■ Task item
Drop all images and give the records again exactly.

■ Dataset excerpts
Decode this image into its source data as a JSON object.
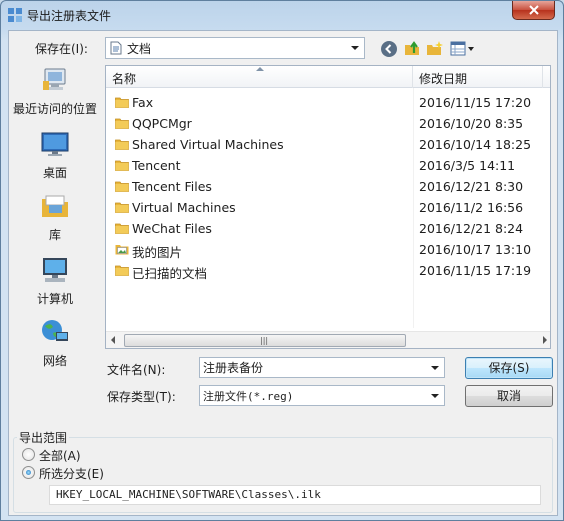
{
  "window": {
    "title": "导出注册表文件"
  },
  "save_in": {
    "label": "保存在(I):",
    "value": "文档"
  },
  "places": [
    {
      "label": "最近访问的位置",
      "icon": "recent-places-icon"
    },
    {
      "label": "桌面",
      "icon": "desktop-icon"
    },
    {
      "label": "库",
      "icon": "libraries-icon"
    },
    {
      "label": "计算机",
      "icon": "computer-icon"
    },
    {
      "label": "网络",
      "icon": "network-icon"
    }
  ],
  "columns": {
    "name": "名称",
    "date": "修改日期"
  },
  "files": [
    {
      "name": "Fax",
      "date": "2016/11/15 17:20",
      "icon": "folder-icon"
    },
    {
      "name": "QQPCMgr",
      "date": "2016/10/20 8:35",
      "icon": "folder-icon"
    },
    {
      "name": "Shared Virtual Machines",
      "date": "2016/10/14 18:25",
      "icon": "folder-icon"
    },
    {
      "name": "Tencent",
      "date": "2016/3/5 14:11",
      "icon": "folder-icon"
    },
    {
      "name": "Tencent Files",
      "date": "2016/12/21 8:30",
      "icon": "folder-icon"
    },
    {
      "name": "Virtual Machines",
      "date": "2016/11/2 16:56",
      "icon": "folder-icon"
    },
    {
      "name": "WeChat Files",
      "date": "2016/12/21 8:24",
      "icon": "folder-icon"
    },
    {
      "name": "我的图片",
      "date": "2016/10/17 13:10",
      "icon": "pictures-folder-icon"
    },
    {
      "name": "已扫描的文档",
      "date": "2016/11/15 17:19",
      "icon": "folder-icon"
    }
  ],
  "filename": {
    "label": "文件名(N):",
    "value": "注册表备份"
  },
  "filetype": {
    "label": "保存类型(T):",
    "value": "注册文件(*.reg)"
  },
  "buttons": {
    "save": "保存(S)",
    "cancel": "取消"
  },
  "export_range": {
    "legend": "导出范围",
    "all_label": "全部(A)",
    "selected_label": "所选分支(E)",
    "selected_value": "HKEY_LOCAL_MACHINE\\SOFTWARE\\Classes\\.ilk",
    "selected_option": "selected"
  },
  "colors": {
    "accent": "#3c7fb1",
    "folder": "#e8b53a",
    "close": "#c8503d"
  }
}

■ Answer area
Decode this image into its source data as a JSON object.
{
  "window": {
    "title": "导出注册表文件"
  },
  "save_in": {
    "label": "保存在(I):",
    "value": "文档"
  },
  "places": [
    {
      "label": "最近访问的位置",
      "icon": "recent-places-icon"
    },
    {
      "label": "桌面",
      "icon": "desktop-icon"
    },
    {
      "label": "库",
      "icon": "libraries-icon"
    },
    {
      "label": "计算机",
      "icon": "computer-icon"
    },
    {
      "label": "网络",
      "icon": "network-icon"
    }
  ],
  "columns": {
    "name": "名称",
    "date": "修改日期"
  },
  "files": [
    {
      "name": "Fax",
      "date": "2016/11/15 17:20",
      "icon": "folder-icon"
    },
    {
      "name": "QQPCMgr",
      "date": "2016/10/20 8:35",
      "icon": "folder-icon"
    },
    {
      "name": "Shared Virtual Machines",
      "date": "2016/10/14 18:25",
      "icon": "folder-icon"
    },
    {
      "name": "Tencent",
      "date": "2016/3/5 14:11",
      "icon": "folder-icon"
    },
    {
      "name": "Tencent Files",
      "date": "2016/12/21 8:30",
      "icon": "folder-icon"
    },
    {
      "name": "Virtual Machines",
      "date": "2016/11/2 16:56",
      "icon": "folder-icon"
    },
    {
      "name": "WeChat Files",
      "date": "2016/12/21 8:24",
      "icon": "folder-icon"
    },
    {
      "name": "我的图片",
      "date": "2016/10/17 13:10",
      "icon": "pictures-folder-icon"
    },
    {
      "name": "已扫描的文档",
      "date": "2016/11/15 17:19",
      "icon": "folder-icon"
    }
  ],
  "filename": {
    "label": "文件名(N):",
    "value": "注册表备份"
  },
  "filetype": {
    "label": "保存类型(T):",
    "value": "注册文件(*.reg)"
  },
  "buttons": {
    "save": "保存(S)",
    "cancel": "取消"
  },
  "export_range": {
    "legend": "导出范围",
    "all_label": "全部(A)",
    "selected_label": "所选分支(E)",
    "selected_value": "HKEY_LOCAL_MACHINE\\SOFTWARE\\Classes\\.ilk",
    "selected_option": "selected"
  },
  "colors": {
    "accent": "#3c7fb1",
    "folder": "#e8b53a",
    "close": "#c8503d"
  }
}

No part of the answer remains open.